Look forward to a discussion on this.
Along your lines, I think nation and country are indeed very broad terms that might fit. Though I might personally use a narrower definition of nation or country on the grounds of being more useful.
In which case I would propose a comparison. If the US lost the American Revolution and re-submitted, would we still think of the "United States of America" as a Nation, just a failed rebellion, etc?
Depending on the answer to that question I would most concisely label the Confederacy as either
a) An attempted Nation
b) A failed Nation
Personally I would lean towards a (though understand b as a possible fit also). I think a more useful definition of a "Nation" or a "Country" is something that must meet some more specific narrowing specifications.

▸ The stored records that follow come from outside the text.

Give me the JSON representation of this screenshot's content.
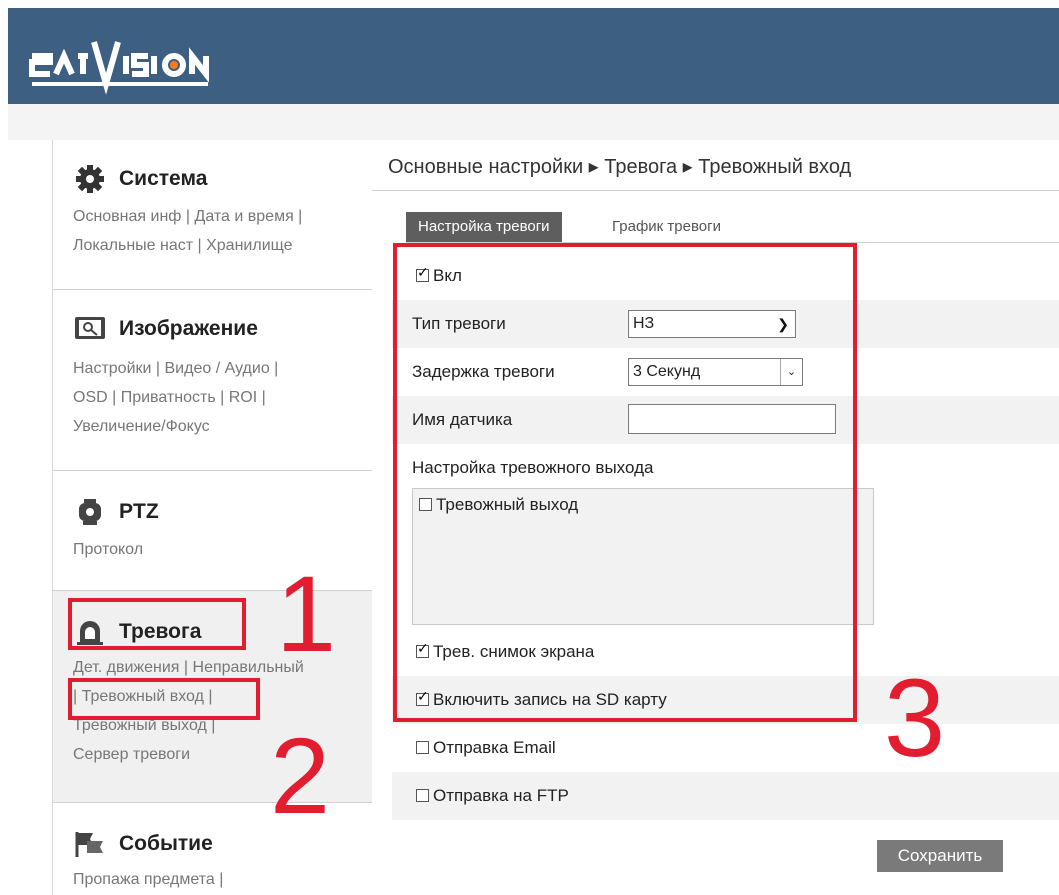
{
  "header": {
    "logo_text": "SATVISION",
    "bg_color": "#3d5f82"
  },
  "breadcrumb": "Основные настройки ▸ Тревога ▸ Тревожный вход",
  "sidebar": {
    "groups": [
      {
        "title": "Система",
        "icon": "gear-icon",
        "links": [
          "Основная инф | Дата и время |",
          "Локальные наст | Хранилище"
        ]
      },
      {
        "title": "Изображение",
        "icon": "image-icon",
        "links": [
          "Настройки | Видео / Аудио |",
          "OSD | Приватность | ROI |",
          "Увеличение/Фокус"
        ]
      },
      {
        "title": "PTZ",
        "icon": "ptz-camera-icon",
        "links": [
          "Протокол"
        ]
      },
      {
        "title": "Тревога",
        "icon": "alarm-bell-icon",
        "links": [
          "Дет. движения | Неправильный",
          "| Тревожный вход |",
          "Тревожный выход |",
          "Сервер тревоги"
        ]
      },
      {
        "title": "Событие",
        "icon": "event-flag-icon",
        "links": [
          "Пропажа предмета |"
        ]
      }
    ]
  },
  "tabs": [
    {
      "label": "Настройка тревоги",
      "active": true
    },
    {
      "label": "График тревоги",
      "active": false
    }
  ],
  "form": {
    "enable_label": "Вкл",
    "enable_checked": true,
    "alarm_type_label": "Тип тревоги",
    "alarm_type_value": "НЗ",
    "alarm_delay_label": "Задержка тревоги",
    "alarm_delay_value": "3 Секунд",
    "sensor_name_label": "Имя датчика",
    "sensor_name_value": "",
    "alarm_output_settings_label": "Настройка тревожного выхода",
    "alarm_output_label": "Тревожный выход",
    "alarm_output_checked": false,
    "snapshot_label": "Трев. снимок экрана",
    "snapshot_checked": true,
    "sd_record_label": "Включить запись на SD карту",
    "sd_record_checked": true,
    "email_label": "Отправка Email",
    "email_checked": false,
    "ftp_label": "Отправка на FTP",
    "ftp_checked": false
  },
  "save_label": "Сохранить",
  "annotations": {
    "one": "1",
    "two": "2",
    "three": "3",
    "color": "#e21d2f"
  }
}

Probably one of these:
1) It exists outside of wartime, basically it can be observed as a "nation" as a peacetime entity for a certainly length of time, say for at least a year or so outside of major military conflict (but also existed in total for something longer as well).

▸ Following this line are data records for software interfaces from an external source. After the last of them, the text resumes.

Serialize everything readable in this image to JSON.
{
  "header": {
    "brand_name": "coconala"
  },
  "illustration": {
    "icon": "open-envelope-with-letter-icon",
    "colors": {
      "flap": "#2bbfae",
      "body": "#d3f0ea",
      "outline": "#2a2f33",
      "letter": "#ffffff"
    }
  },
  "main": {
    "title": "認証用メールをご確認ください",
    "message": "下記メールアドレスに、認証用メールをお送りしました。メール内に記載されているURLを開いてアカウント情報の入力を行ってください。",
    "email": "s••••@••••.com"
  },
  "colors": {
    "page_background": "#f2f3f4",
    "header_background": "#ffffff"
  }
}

2) It exists and sustains for a certain length of time, probably at least 10+ years. In this case it wouldn't have qualified under #1, so an alleged Nation that started in war and ever only existed in war is more of a military entity rather than a Nation IMHO.
3) Recognition as a Nation from the Nation it split from.
4) Recognition as a Nation from multiple key Nations. So it's home Nation denies it, but it's peers or superiors in relevant international context recognize it.
Basically meeting a subset of requirements I'm not listing here... such as size, believable government organized, etc. Then it must meet at least one of these preconditions before before it grows from a "Rebellion" or one of many terms applied to a military organization or other political organization into an actual Nation.
Sustained rebellions are indeed a thing and we don't consider all of them "Nations" despite their claims. I think if the Confederacy is a "nation" from the more specific context that means many other entities were/are indeed Nations and that creates a lot of noise and then forces us to define a subset of Nations that fit my parameters within that overly broad category (basically the actual useful definition of Nation in how we typically think of it).
Again if one says it was a nation then it was a failed nation. On the other end it really was a Rebellion or again some other term applied to an organization of it's type, then I personally prefer "attempted nation" since I feel it's a bit more positive and communicates the aspiration.